In the Hebrew Bible (and in translations to languages with a she/he dichotomy) God is referred to as "he". God might be a 'He' in the Bible but non-Hebrew-literate individuals do not always know that in Hebrew language, grammatical gender is NOT an indicator of actual gender. Hebrew nouns have grammatical gender. Each object is masculine or feminine. There are no gender-neutral pronouns in Hebrew, i.e. there is no equivalent of the English "it". Everything is a "he" or a "she".
The spirit of God Ruach Elohim (Genesis 1:2) is a feminine noun. So is the Shekhinah - the Presence of God. Does this mean the Spirit of God and the Presence of God are female?
Take for example the word "animal" -- hayyah in Hebrew. Hayyah is a feminine noun. Therefore, by the rules of Hebrew grammar, whenever people speak of a hayyah, they have to refer to it as "she". This does not indicate that the animal in question is actually female.
Since the titles for God in the Hebrew Bible (Elohim, El, Adonai) are masculine nouns, God is called "he". A book sefer is a masculine noun too.

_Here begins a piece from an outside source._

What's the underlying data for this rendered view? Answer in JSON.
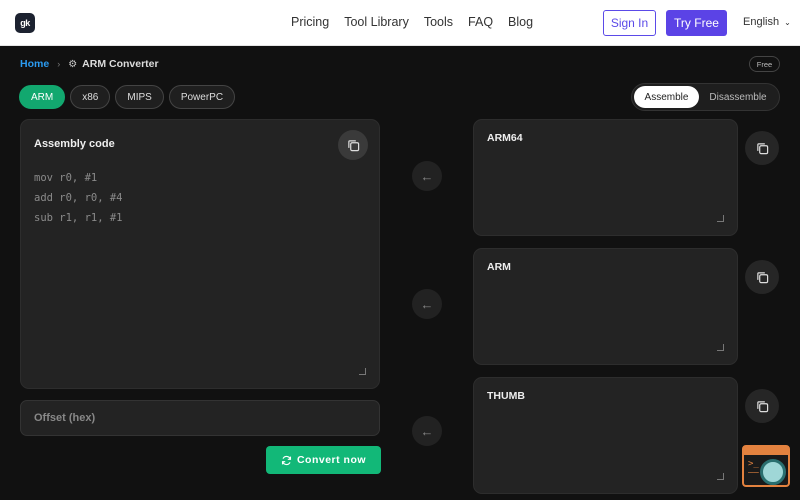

So a book is also called "he". God is no more male than a book is male.
In Chinese, a language with gender-neutral pronouns, a special genderless pronoun is used in reference to divinity (roughly equivalent to IT). When translating the Bible into Chinese, using "he" to reference God was out of the question because the Chinese character for "he" contained the character "human". (Chinese characters are picture-words that may consist of other Chinese characters.) To bring God to the level of man was blasphemous.
Jesus said to the Samaritan woman, "God is a Spirit: and they that worship him must worship him in spirit and in truth." (John 4:24)
Too often, humans have projected their own image of oppressive manhood onto God. People in power (usually men) assume that God must think, act and feel the way they do, and less powerful minorities often respond by rejecting God when what they really have issue with is not God but the majority-sanctioned ideas of God. Insisting that God's personality and preferences mirrors that of humans (or at least the men of more privileged classes), is at best, making the mistake that Luther believed Erasmus was making at the time he told Erasmus, "Your God is too human", or worse, committing idolatry by casting God in man's image.
Jesus' reply to the Sadducees on the question of whose wife a woman would be at the resurrection, if she had seven husbands in her lifetime:
Do ye not therefore err, because ye know not the Scriptures, neither the power of God? For when they shall rise from the dead, they neither marry, nor are given in marriage; but are as the angels which are in heaven.
Galatians 3:28 states: "...there is neither male nor female: for ye are all one in Christ Jesus."
All Bible quotations are from the KJV unless otherwise noted.